Birds encounted in this area were mainly Meadow Pipit & Pied Wagtail, feeding along the edge of the flooded peat workings. A single Stonechat and then another pair of Stonechat were found on the Packards south area of the Moor. Several Buzzard were seen gliding over this area. However the highlight of the day was a pair of Peregrines which gave a great display over the Packards north area.

After lunch the group headed to Blacktoft Sands, where the Spotted Crake was still present along with several Water Rail as well as Curlew Sandpiper & Spotted Redshank

An interesting day, and with such a large site, a return visit is needed, with a future spring visit being planned. 45 species were seen at Hatfield Moors

The Nightjar Brewery in Mytholmroyd: https://nightjarbrew.co.uk/ has recently brewed a beer called Gabble Ratchet (an old Yorkshire name for Nightjars) and had delivered some consignments to two pubs in the York area; the Grey Horse in Elvington and the Drovers Arms in Skipwith.

The brewers have undertaken to make a donation for each cask sold, to be used to assist in the conservation of nightjars on Yorkshire’s NNRs, .
This is certainly an initiative which we can get behind, by sampling a pint or two.

The “tasting notes”:
“4% – Next generation bitter. Lovely deep amber in colour and giving fruit notes with a slight nuttiness on the palette. Brewed with English Hops, Fuggles for the Bittering and Goldings for the aroma. Extremely moreish, clean and easy drinker.”

Operation Owl is a national campaign to increase public awareness of bird of prey persecution and to seek support in tackling it head on.

Full details can be found here:

North Yorkshire is a national hotspot for raptor persecution in the UK, as proven by a Buzzard recently found shot near Pocklington. For full details see the link below.
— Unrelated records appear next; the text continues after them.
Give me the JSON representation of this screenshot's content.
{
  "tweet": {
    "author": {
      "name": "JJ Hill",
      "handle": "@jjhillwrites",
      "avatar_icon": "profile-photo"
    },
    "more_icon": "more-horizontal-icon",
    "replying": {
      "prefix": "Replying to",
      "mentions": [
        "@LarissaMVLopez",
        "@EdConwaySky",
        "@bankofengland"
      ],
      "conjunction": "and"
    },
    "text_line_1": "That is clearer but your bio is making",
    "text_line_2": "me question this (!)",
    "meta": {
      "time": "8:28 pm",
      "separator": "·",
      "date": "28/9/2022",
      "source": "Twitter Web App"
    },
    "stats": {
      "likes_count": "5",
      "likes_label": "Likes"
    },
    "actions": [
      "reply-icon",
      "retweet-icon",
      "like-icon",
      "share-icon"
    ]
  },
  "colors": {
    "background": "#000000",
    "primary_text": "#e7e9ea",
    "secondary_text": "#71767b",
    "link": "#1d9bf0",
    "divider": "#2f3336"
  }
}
Having eyes in the field is important in combating this crime. For details on the law concerning wild birds click on the link http://birdersagainst.org/